Archaeological practice is currently shifting in response to feminist, indigenous, activist, community-based, and anarchic critiques of how archaeology is practiced and how science is used to interpret the past lives of people. Inspired by the calls for a different way of doing archaeology, this volume presents a case here for a heart-centered archaeological practice.
Heart-centered practice emerged in care-based disciplines, such as nursing and various forms of therapy, as a way to recognize the importance of caring for those on whom we work, and as an avenue to explore how our interactions with others impacts our own emotions and heart. Archaeologists are disciplined to separate mind and heart, a division which harkens back to the origins of western thought. The dualism between the mental and the physical is fundamental to the concept that humans can objectively study the world without being immersed in it. Scientific approaches to understanding the world assume there is an objective world to be studied and that humans must remove themselves from that world in order to find the truth. An archaeology of the heart rejects this dualism; rather, we see mind, body, heart, and spirit as inextricable.
An archaeology of the heart provides a new space for thinking through an integrated, responsible, and grounded archaeology, where there is care for the living and the dead, acknowledges the need to build responsible relationships with communities, and with the archaeological record, and emphasize the role of rigor in how work and research is conducted.
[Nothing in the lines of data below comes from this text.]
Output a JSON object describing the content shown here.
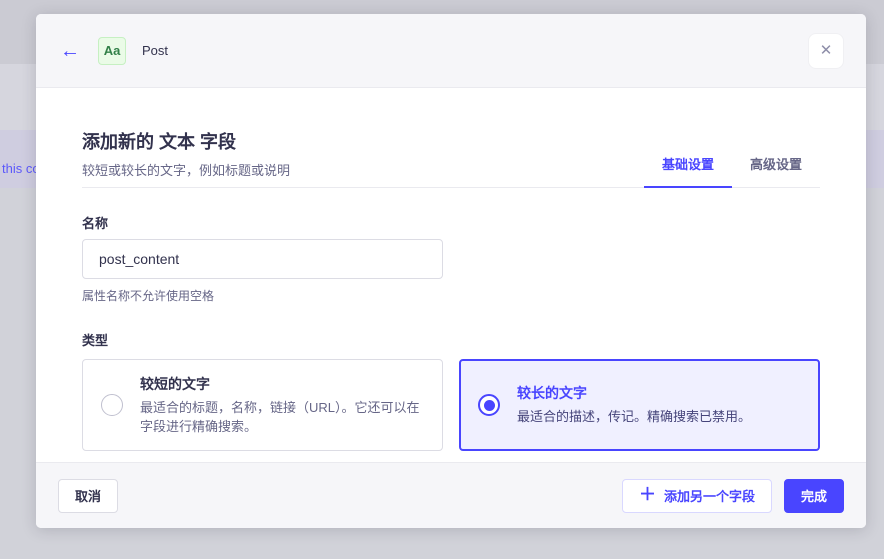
{
  "backdrop": {
    "partial_text": "this co"
  },
  "modal": {
    "header": {
      "back_icon": "←",
      "badge_label": "Aa",
      "title": "Post",
      "close_icon": "✕"
    },
    "title": "添加新的 文本 字段",
    "subtitle": "较短或较长的文字，例如标题或说明",
    "tabs": [
      {
        "label": "基础设置",
        "active": true
      },
      {
        "label": "高级设置",
        "active": false
      }
    ],
    "form": {
      "name_label": "名称",
      "name_value": "post_content",
      "name_hint": "属性名称不允许使用空格",
      "type_label": "类型",
      "options": [
        {
          "title": "较短的文字",
          "description": "最适合的标题，名称，链接（URL）。它还可以在字段进行精确搜索。",
          "selected": false
        },
        {
          "title": "较长的文字",
          "description": "最适合的描述，传记。精确搜索已禁用。",
          "selected": true
        }
      ]
    },
    "footer": {
      "cancel": "取消",
      "plus_icon": "＋",
      "add_another": "添加另一个字段",
      "finish": "完成"
    }
  },
  "colors": {
    "primary": "#4945ff",
    "primary_bg": "#f0f0ff",
    "success_text": "#328048",
    "success_bg": "#eafbe7",
    "neutral_text": "#32324d",
    "muted_text": "#666687",
    "border": "#dcdce4"
  }
}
The contributions bring together archaeological practitioners from across the globe in different contexts to explore how heart-centered practice can impact archaeological theory, methodology, and research throughout the discipline.